Carl Berry, a UK University of Central Lancashire lecturer in robotics engineering, told me that “Calling it horse shit sounds generously honest.” Berry said that robotics and AI should not be used in manufacturing research.

He said that while he didn’t deny Tesla’s research into this topic was a bad thing, “but they and Boston Dynamics leave the public with unrealistic expectations about what robotics can do or will do for many years.”


I don’t doubt Musk can make something that looks like the Tesla Bot in 2022. It wouldn’t be hard to make a decent automaton — something on the level of Disney’s more advanced theme park models, for example. He can send it into space once he has it walking out on stage, just for the headlines. It will just be another distraction if he does. While robotics significantly impacts manufacturing, there is no reason to assume that robots don’t need to look like humans to do so.

Musk often uses this bait-and-switch method. Think about the changes Musk made to his Hyperloop plans over time. The technology was announced as a railgun-like train system that would move people from Los Angeles to San Francisco in less than half an hour. Over the years, these ambitions have shrunk until the project morphed into The Loop: a small tunnel that you can drive a car through if you want. Also known as A tunnel.

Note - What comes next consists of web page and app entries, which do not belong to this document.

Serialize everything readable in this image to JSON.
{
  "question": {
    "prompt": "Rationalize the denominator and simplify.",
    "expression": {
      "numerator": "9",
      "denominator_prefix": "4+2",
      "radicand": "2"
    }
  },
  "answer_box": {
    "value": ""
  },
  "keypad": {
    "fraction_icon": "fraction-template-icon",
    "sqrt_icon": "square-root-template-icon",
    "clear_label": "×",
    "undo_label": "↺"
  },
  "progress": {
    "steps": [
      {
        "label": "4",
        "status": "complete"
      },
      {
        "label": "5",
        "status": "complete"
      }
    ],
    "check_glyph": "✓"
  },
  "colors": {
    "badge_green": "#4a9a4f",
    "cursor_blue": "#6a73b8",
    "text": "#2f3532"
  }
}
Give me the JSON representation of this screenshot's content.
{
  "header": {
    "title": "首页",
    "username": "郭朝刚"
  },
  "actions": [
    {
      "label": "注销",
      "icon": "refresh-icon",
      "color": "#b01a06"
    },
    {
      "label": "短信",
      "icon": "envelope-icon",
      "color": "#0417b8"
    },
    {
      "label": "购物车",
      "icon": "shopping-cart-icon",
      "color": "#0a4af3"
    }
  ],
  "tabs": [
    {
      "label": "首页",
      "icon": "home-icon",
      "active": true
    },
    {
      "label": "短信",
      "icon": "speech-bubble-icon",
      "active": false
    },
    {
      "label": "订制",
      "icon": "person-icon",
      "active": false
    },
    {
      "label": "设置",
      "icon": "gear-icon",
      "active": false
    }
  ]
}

The Tesla Bot reminded me of Sophia, the automated chatbot who has appeared on magazine covers and chat shows. Sophia relies on misdirection to fool audiences and is a frequent target of AI experts’ scorn. It also has a job. As one of the robot’s creators, Ben Goertzel, told me in 2017, Sophia works by priming our imagination, encouraging us to fool ourselves into thinking the future is nearer than the evidence suggests. The robot generates news coverage and funding for its creators.

Goertzel stated, “If I tell people that I use probabilistic logic to reason on how to prune the backward-chaining inference trees in our logic engine,” They will feel more comfortable believing that AGI is possible if I show them a smiling robot face.

This is Musk’s goal, whether he is aiming to instill that feeling in investors or others. The Sophia strategy has a twist. Musk doesn’t need a simulacrum robot to sell his dream. He only needs a spandex-clad dancer. That’s innovation.


Continue Reading


OnlyFans has a new policy that bans sexually explicit Content




OnlyFans has a new policy that bans sexually explicit Content

Masturbation and sex, actual or simulated, are not allowed.

On Thursday, the video and image sharing site OnlyFans announced plans to bans sexually explicit content” starting October 1. While we’re still not sure exactly why it’s changing so drastically, it just sent out an updated Terms of Service policy to the creators who’ve built the site detailing precisely what won’t be allowed going forward.

The new OnlyFans, Acceptable Use Policy, is visible when compared to the previous one.

You must not upload, post, or display Content on OnlyFans.

  • Promotes, advertises, or refers to “sexually explicit behavior,” which can be:
  • Actual or simulated sexual intercourse between any two persons, including oral-genital and anal-genital intercourses and genital-genital and oral-genital intercourses.
  • Actual or simulated masturbation
  • Any display of the anus and genitals of another person that is extreme or offensive
  • Actual or simulated material showing bodily fluids often secreted during sexual activity;
  • All Content that promotes, advertises, or refers to “sexually explicit behavior” must be deleted before December 1, 2021, or any other date we communicate to users.

The policy’s other sections that prohibit deepfakes, drug use, and violence are unchanged. The site sent an email to OnlyFans creators stating that Content containing nudity would be permitted as long as it was consistent with the policy. Posts may show body parts but not anything explicit. Your account may be suspended or terminated for any breach, as well as access to your earnings.

OnlyFans’ billion-dollar brand and business have been built mainly because onlyFans sex workers provide precisely the type of Content being banned. These content creators now have until December 1 to delete all traces of suddenly unacceptable Content from their profiles.


Continue Reading


Copyright © 2021 TechyDeed.